During the 83rd legislative session, Fletcher filed a similar campus carry bill that was passed in the House and the Criminal Justice Committee in the Senate. The bill did not make it to the Senate floor for vote because Sen. Kirk Watson (D-Austin) blocked it.

The three-fifths rule change last week allows a bill to be heard with 19 votes — which corresponds with the 19 senators supporting the bill. Fletcher said that with the current number of supporters, the bill will pass in the Senate. He anticipates it will pass in the House this legislative session as well.

“Things have changed, and I do believe I am going to get a vote in Senate this time,” Fletcher said.

Correction: This article has been updated to correctly reflect the bill's definition of a hospital. 

After Thanksgiving break

Taiye Selasi is the author of “Ghana Must Go: A Novel” and several other novels and short stories. She spoke about her inspirations and techniques used in her stories at the Symposium for African Writers in the Student Union on Tuesday afternoon.
Photo Credit: Mike McGraw | Daily Texan Staff

African author Taiye Selasi spoke at the Symposium for African Writers at the Student Union on Tuesday.

Four other authors sat in the front row to see Selasi, as she spoke about her inspirations, writing techniques and recent exploration of African literature.

Selasi, author of “Ghana Must Go: A Novel” and several other novels, said her writing reflects that she never quite understood her own life and her family’s position in the world.

“Our class position was always in question, growing up the way that I did,” Selasi said. “My racial identity, my cultural identity, everything was always in question.”

Selasi said that, while class position remained a constant question in her everyday life, the hospital where her parents worked as doctors showed a different picture.

“The one thing that was clear to me, even as a young person, when I went to the hospital, was that all people were equal,” Selasi said. “Strangely, the hospital — the illness, it occurs to me now — became this space in which color and class did not exist.”

Selasi said her stories rarely move in an organized, linear method because it is not natural.

“I think that I had a sort of constitutional impatience with purely linear narrative,” Selasi said. “I think ‘Driver’ is the only thing I’ve ever written, including my journal entries, that just goes from point A to point Z. My mind doesn’t work that way, I am not convinced that anyone’s mind works that way.”

English lecturer Aaron Bady said Selasi’s writing brings a different perspective to African culture.

“An important part of what she’s doing is writing about middle-class Africa, writing about Africans outside of the narratives through which Africanness is traditionally construed in the media, but in a way that is not triumphant — it’s just very human,” Bady said.

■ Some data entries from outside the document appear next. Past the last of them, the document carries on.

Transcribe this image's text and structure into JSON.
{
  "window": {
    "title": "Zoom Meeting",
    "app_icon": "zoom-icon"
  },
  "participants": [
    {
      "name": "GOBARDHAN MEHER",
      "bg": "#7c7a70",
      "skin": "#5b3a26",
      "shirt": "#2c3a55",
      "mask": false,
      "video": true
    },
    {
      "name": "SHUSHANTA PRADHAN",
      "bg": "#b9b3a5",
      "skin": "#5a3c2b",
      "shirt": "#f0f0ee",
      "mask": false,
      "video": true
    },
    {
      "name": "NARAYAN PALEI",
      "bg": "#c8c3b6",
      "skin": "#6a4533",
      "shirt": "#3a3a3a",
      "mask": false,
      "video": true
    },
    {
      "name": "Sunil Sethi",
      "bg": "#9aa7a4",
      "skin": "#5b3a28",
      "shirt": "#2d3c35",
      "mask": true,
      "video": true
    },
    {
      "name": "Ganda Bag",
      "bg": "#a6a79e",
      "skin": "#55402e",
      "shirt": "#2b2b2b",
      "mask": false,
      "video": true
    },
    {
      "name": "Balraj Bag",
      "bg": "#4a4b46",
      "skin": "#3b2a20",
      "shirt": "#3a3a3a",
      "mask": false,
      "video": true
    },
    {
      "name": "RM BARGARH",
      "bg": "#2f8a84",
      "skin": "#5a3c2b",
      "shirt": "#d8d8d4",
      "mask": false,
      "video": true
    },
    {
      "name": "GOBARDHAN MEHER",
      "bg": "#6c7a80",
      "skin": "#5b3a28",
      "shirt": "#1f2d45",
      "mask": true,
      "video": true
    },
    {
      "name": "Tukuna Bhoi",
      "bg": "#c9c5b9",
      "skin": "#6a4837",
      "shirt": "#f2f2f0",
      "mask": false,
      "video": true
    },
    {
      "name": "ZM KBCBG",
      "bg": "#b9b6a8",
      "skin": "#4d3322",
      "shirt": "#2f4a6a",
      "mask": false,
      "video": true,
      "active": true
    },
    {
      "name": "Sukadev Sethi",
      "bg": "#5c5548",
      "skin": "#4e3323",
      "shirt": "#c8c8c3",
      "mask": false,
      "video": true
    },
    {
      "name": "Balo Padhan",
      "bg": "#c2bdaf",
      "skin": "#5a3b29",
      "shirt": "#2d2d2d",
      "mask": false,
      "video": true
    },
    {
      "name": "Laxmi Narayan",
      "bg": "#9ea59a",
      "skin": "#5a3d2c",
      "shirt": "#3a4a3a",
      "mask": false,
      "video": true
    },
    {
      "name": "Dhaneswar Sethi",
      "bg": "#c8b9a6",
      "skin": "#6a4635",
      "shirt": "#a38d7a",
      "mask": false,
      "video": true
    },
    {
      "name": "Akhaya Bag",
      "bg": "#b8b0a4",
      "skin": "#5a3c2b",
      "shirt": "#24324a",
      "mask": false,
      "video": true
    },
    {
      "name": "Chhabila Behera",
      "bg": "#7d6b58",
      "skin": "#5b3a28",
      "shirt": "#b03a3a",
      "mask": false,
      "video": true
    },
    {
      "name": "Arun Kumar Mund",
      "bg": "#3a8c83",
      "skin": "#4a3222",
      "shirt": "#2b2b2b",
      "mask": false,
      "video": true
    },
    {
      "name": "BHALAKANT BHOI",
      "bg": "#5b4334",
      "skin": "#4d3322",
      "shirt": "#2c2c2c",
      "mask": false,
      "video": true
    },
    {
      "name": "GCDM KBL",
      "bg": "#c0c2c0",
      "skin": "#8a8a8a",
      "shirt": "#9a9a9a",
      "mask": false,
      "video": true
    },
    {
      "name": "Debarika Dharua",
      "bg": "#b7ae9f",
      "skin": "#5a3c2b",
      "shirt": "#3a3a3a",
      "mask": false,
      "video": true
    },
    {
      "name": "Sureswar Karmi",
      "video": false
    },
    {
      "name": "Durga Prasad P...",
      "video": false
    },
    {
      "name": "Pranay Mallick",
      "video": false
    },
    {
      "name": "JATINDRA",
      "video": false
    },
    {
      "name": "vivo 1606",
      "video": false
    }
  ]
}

English professor emeritus Bernth Lindfors said ever since Chinua Achebe — the first African author to visit UT — spoke in 1969, students have developed new perspectives and garnered greater interest in African literature. 

“It was important for our students to address him about the literature he had written,” Lindfors said. “He had published four fast-breaking novels by that time and was a well-known figure who contributed enormously to the awareness of students not only about Nigerian politics — what was going on in Nigeria at the time — but also an insight into what African writers were doing to address some of the problems in their own society.”

Merry Thanksgiving!